__Items from an interface collection__:
- Opening Delimiter -

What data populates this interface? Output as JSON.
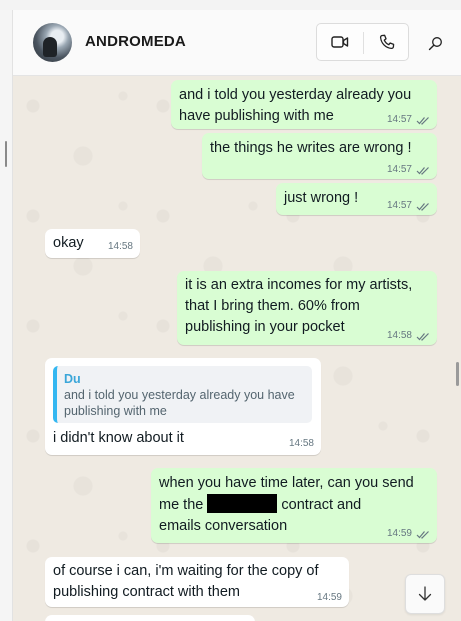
{
  "header": {
    "contact_name": "ANDROMEDA"
  },
  "messages": [
    {
      "direction": "out",
      "lines": [
        "and i told you yesterday already you",
        "have publishing with me"
      ],
      "time": "14:57",
      "status": "read"
    },
    {
      "direction": "out",
      "lines": [
        "the things he writes are wrong !"
      ],
      "time": "14:57",
      "status": "read"
    },
    {
      "direction": "out",
      "lines": [
        "just wrong !"
      ],
      "time": "14:57",
      "status": "read"
    },
    {
      "direction": "in",
      "lines": [
        "okay"
      ],
      "time": "14:58"
    },
    {
      "direction": "out",
      "lines": [
        "it is an extra incomes for my artists,",
        "that I bring them. 60% from",
        "publishing in your pocket"
      ],
      "time": "14:58",
      "status": "read"
    },
    {
      "direction": "in",
      "quote": {
        "author": "Du",
        "lines": [
          "and i told you yesterday already you have",
          "publishing with me"
        ]
      },
      "lines": [
        "i didn't know about it"
      ],
      "time": "14:58"
    },
    {
      "direction": "out",
      "lines": [
        "when you have time later, can you send",
        "me the",
        "contract and",
        "emails conversation"
      ],
      "time": "14:59",
      "status": "read"
    },
    {
      "direction": "in",
      "lines": [
        "of course i can, i'm waiting for the copy of",
        "publishing contract with them"
      ],
      "time": "14:59"
    }
  ],
  "icons": {
    "video_call": "video-camera-icon",
    "voice_call": "phone-icon",
    "search": "search-icon",
    "scroll_down": "arrow-down-icon"
  },
  "colors": {
    "outgoing_bubble": "#d9fdd3",
    "incoming_bubble": "#ffffff",
    "chat_background": "#efeae2",
    "read_ticks": "#667781",
    "quote_accent": "#34b7f1"
  }
}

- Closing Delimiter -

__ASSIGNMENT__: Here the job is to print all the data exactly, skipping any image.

__PROBLEM SOLUTION__:
What data populates this interface? Output as JSON.
{
  "header": {
    "contact_name": "ANDROMEDA"
  },
  "messages": [
    {
      "direction": "out",
      "lines": [
        "and i told you yesterday already you",
        "have publishing with me"
      ],
      "time": "14:57",
      "status": "read"
    },
    {
      "direction": "out",
      "lines": [
        "the things he writes are wrong !"
      ],
      "time": "14:57",
      "status": "read"
    },
    {
      "direction": "out",
      "lines": [
        "just wrong !"
      ],
      "time": "14:57",
      "status": "read"
    },
    {
      "direction": "in",
      "lines": [
        "okay"
      ],
      "time": "14:58"
    },
    {
      "direction": "out",
      "lines": [
        "it is an extra incomes for my artists,",
        "that I bring them. 60% from",
        "publishing in your pocket"
      ],
      "time": "14:58",
      "status": "read"
    },
    {
      "direction": "in",
      "quote": {
        "author": "Du",
        "lines": [
          "and i told you yesterday already you have",
          "publishing with me"
        ]
      },
      "lines": [
        "i didn't know about it"
      ],
      "time": "14:58"
    },
    {
      "direction": "out",
      "lines": [
        "when you have time later, can you send",
        "me the",
        "contract and",
        "emails conversation"
      ],
      "time": "14:59",
      "status": "read"
    },
    {
      "direction": "in",
      "lines": [
        "of course i can, i'm waiting for the copy of",
        "publishing contract with them"
      ],
      "time": "14:59"
    }
  ],
  "icons": {
    "video_call": "video-camera-icon",
    "voice_call": "phone-icon",
    "search": "search-icon",
    "scroll_down": "arrow-down-icon"
  },
  "colors": {
    "outgoing_bubble": "#d9fdd3",
    "incoming_bubble": "#ffffff",
    "chat_background": "#efeae2",
    "read_ticks": "#667781",
    "quote_accent": "#34b7f1"
  }
}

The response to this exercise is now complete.